In the 1960s, Parks Canada completed a partial reconstruction of the Fortress of Louisbourg. Today this National Historic Site of Canada is the town's dominant economic engine, employing many residents and attracting thousands of tourists every year. The fortress holds large scale Historical reenactments every few years to mark important historical events and attract visitors to the town. The most recent in July 2008, commemorated the 250th anniversary of the first British siege victory over French forces in July 1758.[5] The town's more recent history is preserved at the Sydney and Louisburg Railway Museum located in the restored railway station in the centre of town.[6]

Annually, the community hosts the Louisbourg Crab Fest.[7] A large golf course and residential resort is planned near the community; designed by Nick Faldo, the resort was expected to open in 2010 but development stalled in the recession.[8]

Louisbourg is home to the Louisbourg Playhouse, a theatre company operating in an Elizabethan theatre that was used as a prop in the live action 1994 Disney film Squanto: A Warrior's Tale.[9]

Climate[edit]

Climate data for Louisbourg
Month Jan Feb Mar Apr May Jun Jul Aug Sep Oct Nov Dec Year
Record high °C (°F) 14
(57)
13
(55)
17
(63)
19
(66)
29
(84)
31.7
(89.1)
31
(88)
32
(90)
31.5
(88.7)
24
(75)
20
(68)
13.5
(56.3)
32
(90)
Average high °C (°F) −0.9
(30.4)
−1.4
(29.5)
1.4
(34.5)
5.3
(41.5)
10.7
(51.3)
16
(61)
19.8
(67.6)
21
(70)
17.8
(64)
12.1
(53.8)
6.8
(44.2)
2.1
(35.8)
9.2
(48.6)
Average low °C (°F) −8.8
(16.2)
−9.5
(14.9)
−5.8
(21.6)
−1.3
(29.7)
2.6
(36.7)
7.2
(45)
11.9
(53.4)
13.6
(56.5)
10.1
(50.2)
4.9
(40.8)
0.5
(32.9)
−5.1
(22.8)
1.7
(35.1)
Record low °C (°F) −26
(−15)
−25
(−13)
−23
(−9)
−13.5
(7.7)
−7
(19)
−1.5
(29.3)
4
(39)
3.5
(38.3)
−1.7
(28.9)
−4.5
(23.9)
−12
(10)
−20.6
(−5.1)
−26
(−15)
Precipitation mm (inches) 143.1
(5.634)
126.9
(4.996)
139
(5.47)
133
(5.24)
121.2
(4.772)
115.5
(4.547)
109.8
(4.323)
107.9
(4.248)
128
(5.04)
155.1
(6.106)
159.3
(6.272)
160
(6.3)
1,598.8
(62.945)
Source: Environment Canada[10]

Fictional usage[edit]

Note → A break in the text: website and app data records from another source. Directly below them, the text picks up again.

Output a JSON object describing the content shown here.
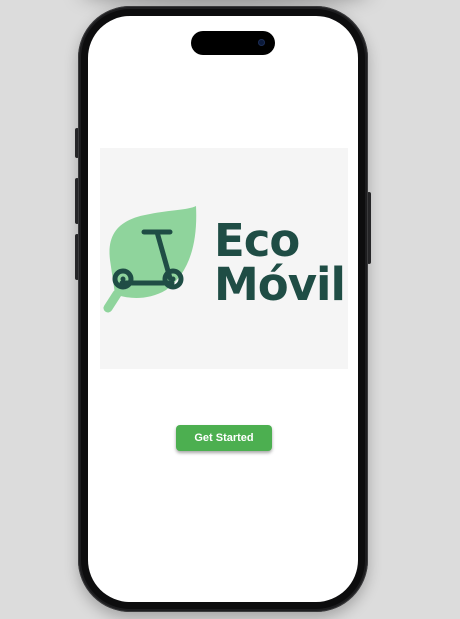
{
  "logo": {
    "line1": "Eco",
    "line2": "Móvil",
    "icon": "leaf-scooter-icon",
    "leaf_color": "#8fd49c",
    "scooter_color": "#1f4d45",
    "text_color": "#1f4d45"
  },
  "main": {
    "cta_label": "Get Started",
    "cta_color": "#4caf50"
  }
}
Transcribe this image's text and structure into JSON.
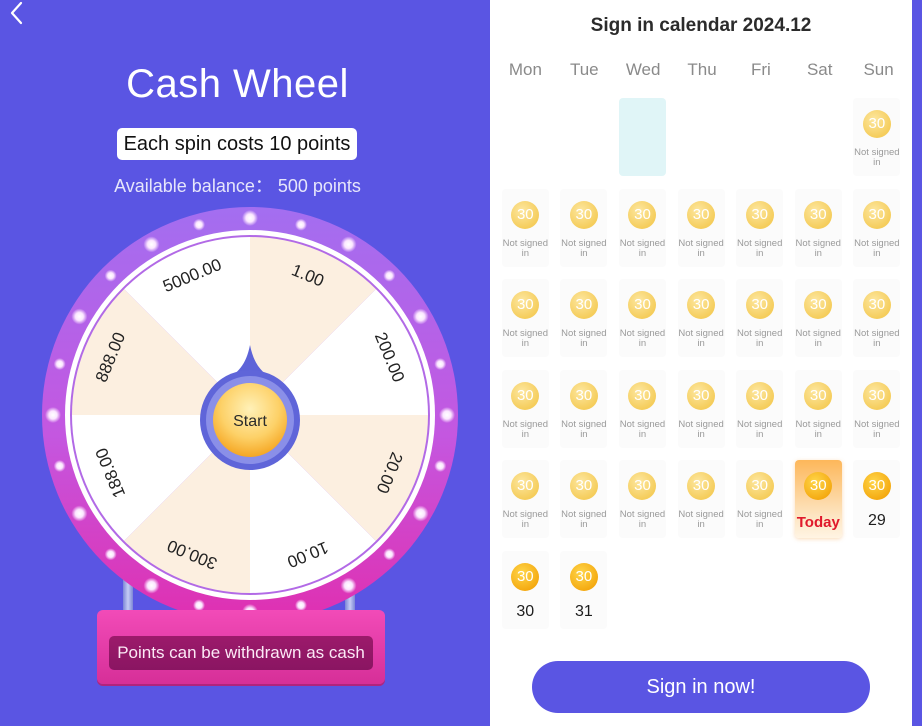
{
  "header": {
    "back_icon": "chevron-left-icon",
    "title": "Cash Wheel"
  },
  "wheel": {
    "cost_label": "Each spin costs 10 points",
    "balance_label": "Available balance： 500 points",
    "start_label": "Start",
    "prizes": [
      "1.00",
      "200.00",
      "20.00",
      "10.00",
      "300.00",
      "188.00",
      "888.00",
      "5000.00"
    ],
    "slice_colors": [
      "#fcefe0",
      "#ffffff"
    ],
    "stand_text": "Points can be withdrawn as cash"
  },
  "calendar": {
    "title": "Sign in calendar 2024.12",
    "weekdays": [
      "Mon",
      "Tue",
      "Wed",
      "Thu",
      "Fri",
      "Sat",
      "Sun"
    ],
    "coin_value": "30",
    "not_signed_text": "Not signed in",
    "today_label": "Today",
    "cells": [
      {
        "type": "empty"
      },
      {
        "type": "empty"
      },
      {
        "type": "highlight"
      },
      {
        "type": "empty"
      },
      {
        "type": "empty"
      },
      {
        "type": "empty"
      },
      {
        "type": "past"
      },
      {
        "type": "past"
      },
      {
        "type": "past"
      },
      {
        "type": "past"
      },
      {
        "type": "past"
      },
      {
        "type": "past"
      },
      {
        "type": "past"
      },
      {
        "type": "past"
      },
      {
        "type": "past"
      },
      {
        "type": "past"
      },
      {
        "type": "past"
      },
      {
        "type": "past"
      },
      {
        "type": "past"
      },
      {
        "type": "past"
      },
      {
        "type": "past"
      },
      {
        "type": "past"
      },
      {
        "type": "past"
      },
      {
        "type": "past"
      },
      {
        "type": "past"
      },
      {
        "type": "past"
      },
      {
        "type": "past"
      },
      {
        "type": "past"
      },
      {
        "type": "past"
      },
      {
        "type": "past"
      },
      {
        "type": "past"
      },
      {
        "type": "past"
      },
      {
        "type": "past"
      },
      {
        "type": "today"
      },
      {
        "type": "future",
        "day": "29"
      },
      {
        "type": "future",
        "day": "30"
      },
      {
        "type": "future",
        "day": "31"
      }
    ],
    "signin_button": "Sign in now!"
  },
  "colors": {
    "primary": "#5a55e3",
    "today_red": "#e0192c",
    "coin": "#f5cd5c"
  }
}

Louisbourg (spelt Louisberg) was mentioned in Nathaniel Hawthorne's story Feathertop. The town is also a major setting for Thomas H. Raddall's 1946 novel Roger Sudden. The town "Louisburg" is mentioned in Henry Wadsworth Longfellow's Evangeline. The 2011 film Take This Waltz begins with a re-enactment scene from the fortress and features the lighthouse in several shots.

See also[edit]

Notes[edit]

  1. ^ Johnston, A. J. B. (2013). Louisbourg: Past, Present, Future. Halifax: Nimbus. 
  2. ^ 140.pdf, Canada Year Book 1955
  3. ^ [1], Canada Year Book 1967
  4. ^ [2], Census Profile - Designated place
  5. ^ Grand Encampment Web Page
  6. ^ *"Sydney and Louisburg Railway Historical Society" UCCB Societies Page
  7. ^ Crab Fest web page
  8. ^ Resort Web Page
  9. ^ Louisbourg Playhouse Web Page
  10. ^ Environment Canada Canadian Climate Normals 1971–2000, accessed 16 July 2009

References[edit]

Further reading[edit]

Coordinates: 45°55′11.5″N 59°58′22.1″W / 45.919861°N 59.972806°W / 45.919861; -59.972806